Our daughter is at the age when she is constantly asking us for the story behind things and whether things are “real.” Is Santa real? Unicorns real? Fairies? I haven’t quite figured out how to respond. Do I destroy her sense of wonder and fantasy or do I help her distinguish between fact and fiction? Usually I just mumble some noncommittal answer and try to change the subject. So imagine my pleasure when she asked if Winnie the Pooh was real and I actually had an answer for her — based on a book that had just been released. Read more
It’s been a while since both Book Worm and I have given the same book 5 stars. We are both fairly stingy with our 5-star ratings. So when a book comes along that gets 5 stars from both of us, we get very excited to share it with you. See why we thought it was so good and let us know if you loved it too!
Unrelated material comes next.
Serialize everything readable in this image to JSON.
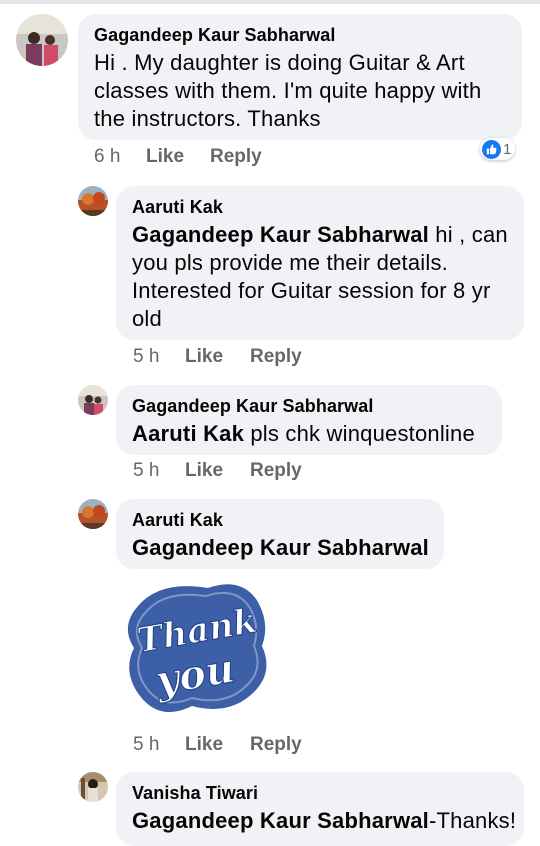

Read more
The Gap of Time by Jeanette Winterson
Published in 2015. Part of the Hogarth Shakespeare Retold series
Reviewed by Book Worm
Rating 5 stars
Find it here: The Gap of Time: A Novel (Hogarth Shakespeare)
Amazon synopsis: The Winter’s Tale is one of Shakespeare’s “late plays.” It tells the story of a king whose jealousy results in the banishment of his baby daughter and the death of his beautiful wife. His daughter is found and brought up by a shepherd on the Bohemian coast, but through a series of extraordinary events, father and daughter, and eventually mother too, are reunited.
In The Gap of Time, Jeanette Winterson’s cover version of The Winter’s Tale, we move from London, a city reeling after the 2008 financial crisis, to a storm-ravaged American city called New Bohemia. Her story is one of childhood friendship, money, status, technology and the elliptical nature of time. Written with energy and wit, this is a story of the consuming power of jealousy on the one hand, and redemption and the enduring love of a lost child on the other. Read more
Two Years Eight Months and Twenty-Eight Nights by Salman Rusdie
Release Date: September 8 U.S and September 10 in U.K
Rating: 5 stars
Reviewed by: Jen
Pre-order your copy here: Two Years Eight Months and Twenty-Eight Nights: A Novel
Disclaimer: I received an advanced copy of this book from netgalley (and Random House) in exchange for an honest review.
There is no question that Rushdie is a great story teller and his latest endeavor is no exception. One of the things that I love about his books is that they can be read on multiple levels. On the surface, they are entertaining stories that can be read for the sole enjoyment of the weird, wacky, and intelligently humorous ride. Yet, on a deeper level, his books are filled with symbolism, allusions, and often complicated philosophical questions that lead to a richer and more interesting reading experience. Read more
Book Worm is breezing through the Longlist books and will have more reviews to come soon. Next up is a book I recently finished: A Little Life by Hanya Yanagihara. Keep reading to find out what I thought and where it ranks among the 2015 longlist books we have read thus far. Read more